## App and web page records
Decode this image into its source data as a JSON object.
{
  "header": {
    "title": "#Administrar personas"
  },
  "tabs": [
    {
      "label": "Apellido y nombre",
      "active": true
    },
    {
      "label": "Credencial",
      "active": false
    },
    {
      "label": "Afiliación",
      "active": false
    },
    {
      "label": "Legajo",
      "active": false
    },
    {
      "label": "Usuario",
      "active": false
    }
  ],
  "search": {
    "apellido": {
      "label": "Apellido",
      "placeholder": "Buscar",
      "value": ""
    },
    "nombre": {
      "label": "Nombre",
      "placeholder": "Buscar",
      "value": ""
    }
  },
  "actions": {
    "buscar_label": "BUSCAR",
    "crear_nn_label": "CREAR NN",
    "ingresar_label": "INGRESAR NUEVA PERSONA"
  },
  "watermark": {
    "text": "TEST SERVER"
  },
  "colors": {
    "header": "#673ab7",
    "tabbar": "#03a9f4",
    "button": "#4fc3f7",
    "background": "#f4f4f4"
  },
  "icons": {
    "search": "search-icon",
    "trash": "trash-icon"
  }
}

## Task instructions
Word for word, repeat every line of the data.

## Solved problem
Decode this image into its source data as a JSON object.
{
  "header": {
    "title": "#Administrar personas"
  },
  "tabs": [
    {
      "label": "Apellido y nombre",
      "active": true
    },
    {
      "label": "Credencial",
      "active": false
    },
    {
      "label": "Afiliación",
      "active": false
    },
    {
      "label": "Legajo",
      "active": false
    },
    {
      "label": "Usuario",
      "active": false
    }
  ],
  "search": {
    "apellido": {
      "label": "Apellido",
      "placeholder": "Buscar",
      "value": ""
    },
    "nombre": {
      "label": "Nombre",
      "placeholder": "Buscar",
      "value": ""
    }
  },
  "actions": {
    "buscar_label": "BUSCAR",
    "crear_nn_label": "CREAR NN",
    "ingresar_label": "INGRESAR NUEVA PERSONA"
  },
  "watermark": {
    "text": "TEST SERVER"
  },
  "colors": {
    "header": "#673ab7",
    "tabbar": "#03a9f4",
    "button": "#4fc3f7",
    "background": "#f4f4f4"
  },
  "icons": {
    "search": "search-icon",
    "trash": "trash-icon"
  }
}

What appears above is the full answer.